vanishing elephant closeup
Iconic African elephant population on the brink
05:49 - Source: CNN

Editor’s Note: CNN’s David McKenzie and Ingrid Formanek have reported extensively from southern Africa. Most recently, they covered the Great Elephant Census, which found these animals declined 30% between 2007 and 2014. Some 144,000 elephants disappeared during that period. This story is part of CNN’s “Vanishing” series. Learn more about the sixth extinction and get involved.

Johannesburg, South Africa CNN  — 

The female elephant charges through shrub, ears pinned back, silent.

At least that’s how I remember it. I was 7.

I’m wedged between a cousin and my father, my grandmother perched behind. We are in the back of an open pickup near the banks of the Olifants River in South Africa.

“Drive!” we shout at my uncle in the cab, banging on the roof.

But banging on the roof is our signal to stop.

The truck stops and the elephant is right behind us. We can see the milk discharging from her teats. Her newborn is somewhere hidden in the bushes.

My dad pulls out an antique double-barreled shotgun. He loads it with birdshot to fire in the air.

“Don’t shoot the elephant,” my gran cries and smacks him.

It would be like shooting an elephant with a tic-tac.

I am crying, and so is my cousin. We smell the elephant musk; we can see the horizon through its legs.

My uncle sees the elephant looming in his rearview mirror.
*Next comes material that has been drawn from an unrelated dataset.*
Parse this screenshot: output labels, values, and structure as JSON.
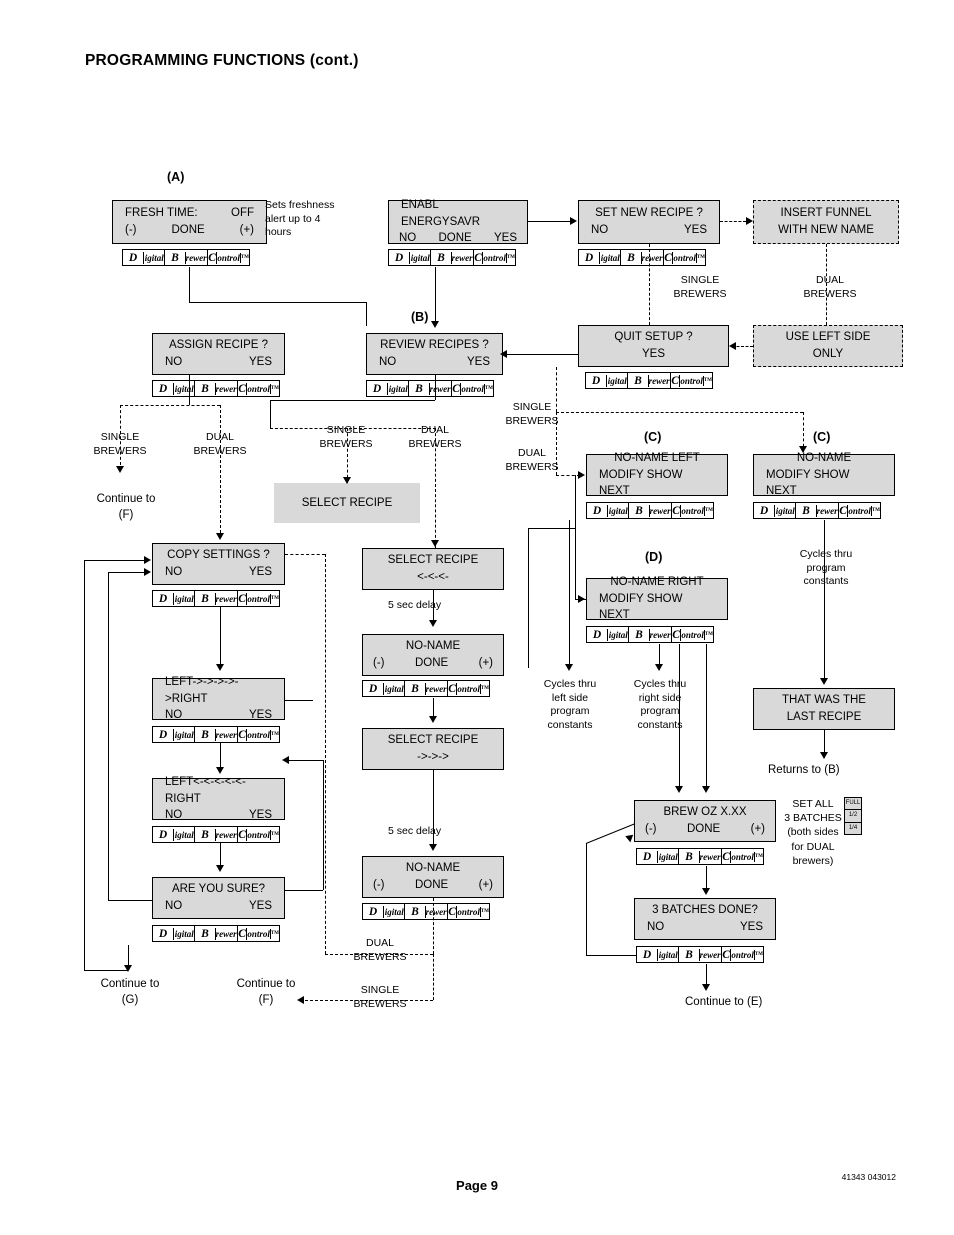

He hits the accelerator.

Outrunning the charging animal, we bounce along the dirt track. Shortly after, she turns back.

We are safe. Right around the corner, the truck’s axle breaks in an aardvark hole.

My family often recounts this story. And from that incident, I learned elephants had to be respected – even feared.

It means no worries

Imagine my alarm, then, nearly 30 years later, when I am assigned by CNN to a story in the Maasai Mara in Kenya.

The Great Elephant Census found 30% of African elephants disappeared over  seven years.

The guide drives right up to a breeding herd of elephants in the grasslands and promptly switches off the engine.

“Shouldn’t we keep it on,” I say, “and maybe not be so close.”

“The elephants here are relaxed,” he smiles, “Hakuna Matata.”

Meaning: “No worries.”

I can’t understand it. The elephants don’t charge. They do not seem agitated, as has been my experience. They completely ignore us.

To be sure, elephants can be dangerous – and sometimes deadly. But in this section of the Mara, there hasn’t been hunting for decades. They are used to the tourist vehicles.